Claire Greene is a payments risk expert and Oz Shy is a senior policy adviser and economist at the Federal Reserve Bank of Atlanta. The authors thank Marcin Hitczenko and Brian Prescott for their contributions to the research described here and Larry Wall for helpful comments. The views expressed here are the authors' and not necessarily those of the Federal Reserve Bank of Atlanta or the Federal Reserve System. If you wish to comment on this post, please email


1 See Bagnall, John, David Bounie, Kim P. Huynh, Anneke Kosse, Tobias Schmidt, Scott Schuh, and Helmut Stix (2014). "Consumer Cash Usage: A Cross-Country Comparison with Payment Diary Survey Data." Federal Reserve Bank of Boston Working Paper 14–4.

2 The DCPC is a collaboration of the Federal Reserve Banks of Atlanta, Boston, and San Francisco (Cash Product Office). The data are publicly available to download from the Federal Reserve Bank of Atlanta and are summarized in Kumar, Maktabi, and O’Brien (2018) and Greene and Stavins (2018).

3 Table 20 in the 2009 Survey of Consumer Payments Choice and table 5 in the 2018 Survey of Consumer Payments Choice. Both can be downloaded from

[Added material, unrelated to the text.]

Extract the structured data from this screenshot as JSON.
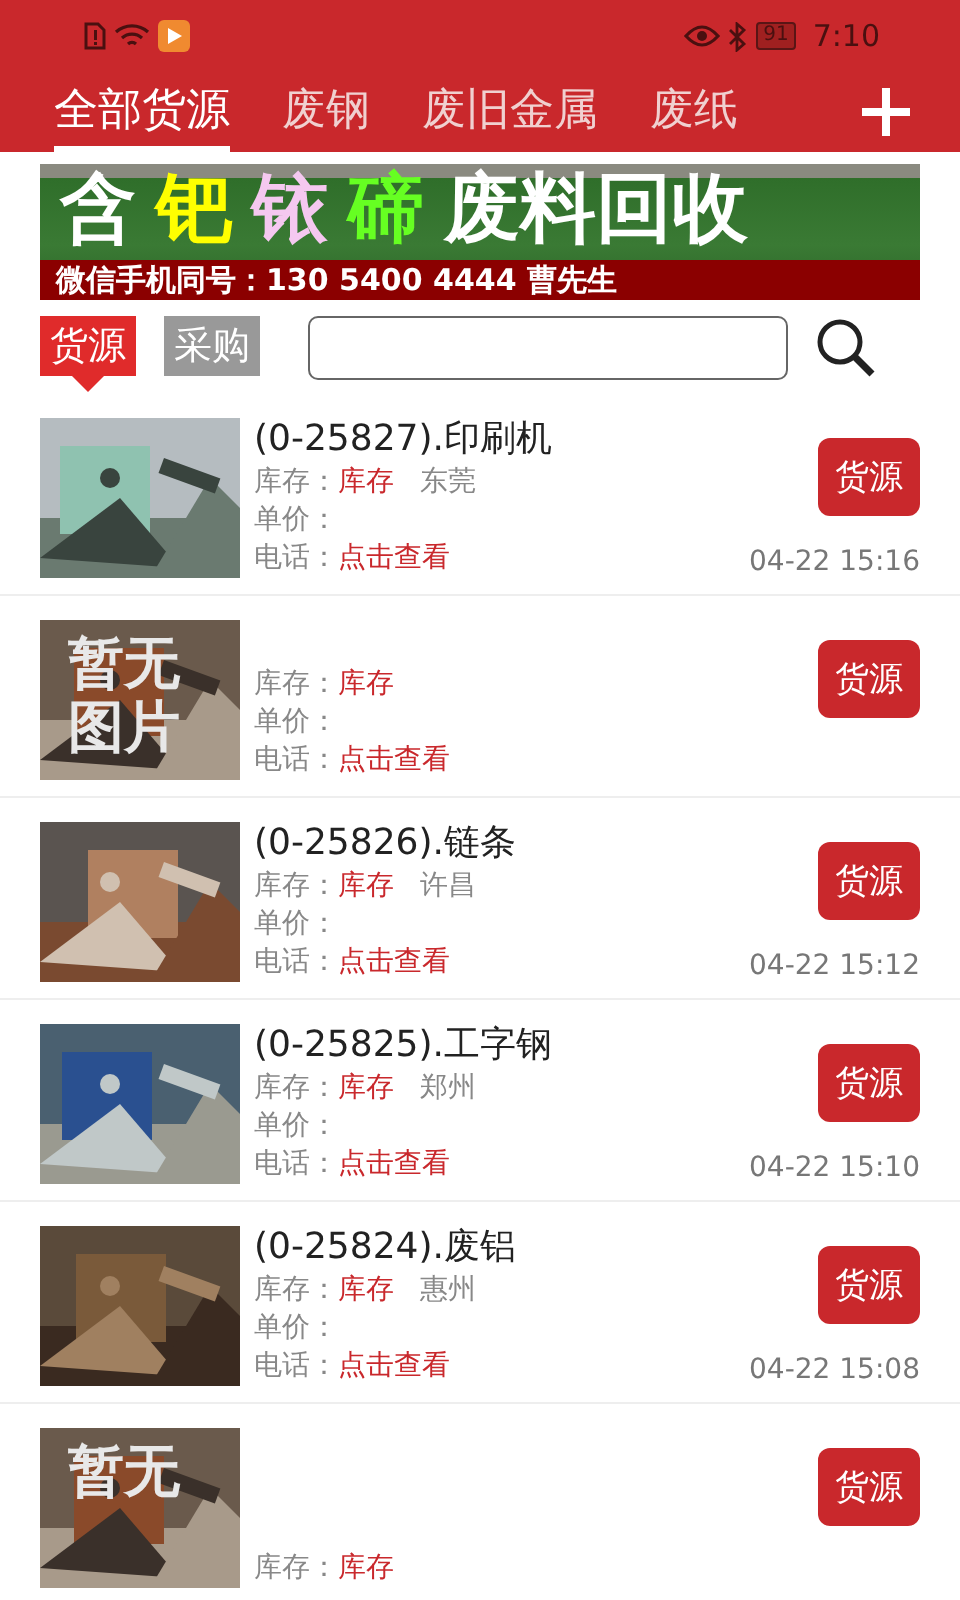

4 For a full description of this experiment, see Van Hove, Leo (2001). "The New York City Smart Card Trial in Perspective: A Research Note." International Journal of Electronic Commerce 5, no. 2, Winter 2000–01. Available at